UK Prime Minister Boris Johnson has tested positive for coronavirus. Johnson said he had developed mild symptoms and was self-isolating. “Over the last 24 hours I have developed mild symptoms and tested positive for coronavirus. I am now
self-isolating, but I will continue to lead the government’s response via
video-conference as we fight this virus. Together we will beat this,”
Mr. Johnson said that thanks to the wizardry of modern technology, to
communicate with all his top team to lead the national fight back against
coronavirus, he will be fine.
I am now self-isolating, but I will continue to lead the government’s response via video-conference as we fight this virus, said Mr. Johnson.
In a video, Johnson said he was experiencing a temperature and a persistent cough, which are key symptoms of the virus, and that he took a test on the advice of the country’s chief medical officer, Chris Whitty.
spokesperson said that the test was carried out in Downing Street by staff from the NHS, the country’s public healthcare system. Johnson joins a long list of government officials around the world who have been infected with the coronavirus. Few heads of government, however, have contracted it. UK Health Secretary Matt Hancock also confirmed Friday that he had tested positive for coronavirus.
Mr. Johnson had staked out a more relaxed position than other European leaders about the timing and strictness of measures Britain should take to slow the spread of the virus. He initially balked at forcing pubs and restaurants to close and shutting down
A member of Mr. Johnson’s cabinet — Matt Hancock, the
British health minister — said later Thursday that he had also tested positive for the coronavirus, and had mild symptoms. He added that he was isolating himself at home.
The prime minister’s diagnosis rattled a country that was already unnerved by news that Prince Charles, the eldest son of Queen Elizabeth
II and the heir to the throne, had tested positive for the virus.

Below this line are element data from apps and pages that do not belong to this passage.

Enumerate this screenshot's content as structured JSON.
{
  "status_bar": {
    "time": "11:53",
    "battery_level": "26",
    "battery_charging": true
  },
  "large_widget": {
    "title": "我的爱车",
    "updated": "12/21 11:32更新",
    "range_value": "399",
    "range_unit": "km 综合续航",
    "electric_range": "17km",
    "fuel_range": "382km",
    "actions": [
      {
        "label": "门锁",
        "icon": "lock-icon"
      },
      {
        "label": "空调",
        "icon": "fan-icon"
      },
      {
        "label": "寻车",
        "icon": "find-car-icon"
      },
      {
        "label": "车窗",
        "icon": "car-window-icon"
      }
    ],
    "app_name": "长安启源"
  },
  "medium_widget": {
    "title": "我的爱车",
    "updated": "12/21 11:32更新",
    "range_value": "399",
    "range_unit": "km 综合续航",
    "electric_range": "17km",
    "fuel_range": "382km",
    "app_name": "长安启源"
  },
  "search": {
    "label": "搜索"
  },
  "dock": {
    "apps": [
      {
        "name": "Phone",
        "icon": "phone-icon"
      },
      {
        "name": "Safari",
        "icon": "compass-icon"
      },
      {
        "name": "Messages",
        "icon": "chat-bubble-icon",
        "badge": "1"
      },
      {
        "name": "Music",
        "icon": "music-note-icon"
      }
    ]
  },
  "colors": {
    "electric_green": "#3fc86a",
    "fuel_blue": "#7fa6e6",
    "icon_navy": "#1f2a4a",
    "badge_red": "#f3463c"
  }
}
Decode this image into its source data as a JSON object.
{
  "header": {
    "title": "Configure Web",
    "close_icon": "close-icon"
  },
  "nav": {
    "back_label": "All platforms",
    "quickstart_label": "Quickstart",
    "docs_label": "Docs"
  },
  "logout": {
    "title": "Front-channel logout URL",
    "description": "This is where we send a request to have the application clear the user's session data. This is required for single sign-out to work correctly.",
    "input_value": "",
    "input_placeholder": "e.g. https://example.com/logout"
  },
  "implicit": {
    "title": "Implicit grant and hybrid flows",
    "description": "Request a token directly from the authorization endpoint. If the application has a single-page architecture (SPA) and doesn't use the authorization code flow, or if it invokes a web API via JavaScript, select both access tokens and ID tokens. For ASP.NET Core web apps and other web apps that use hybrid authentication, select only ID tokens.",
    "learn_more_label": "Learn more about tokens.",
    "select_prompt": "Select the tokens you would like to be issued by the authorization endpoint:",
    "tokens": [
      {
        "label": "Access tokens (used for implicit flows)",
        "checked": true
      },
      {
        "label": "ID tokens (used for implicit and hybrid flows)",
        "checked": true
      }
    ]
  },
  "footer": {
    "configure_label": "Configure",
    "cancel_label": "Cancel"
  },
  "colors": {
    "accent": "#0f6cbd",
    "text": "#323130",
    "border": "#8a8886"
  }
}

Buckingham Palace said the queen remained healthy and was sequestered at Windsor Castle. Mr. Johnson delivered his weekly briefing to the queen
by telephone on Wednesday.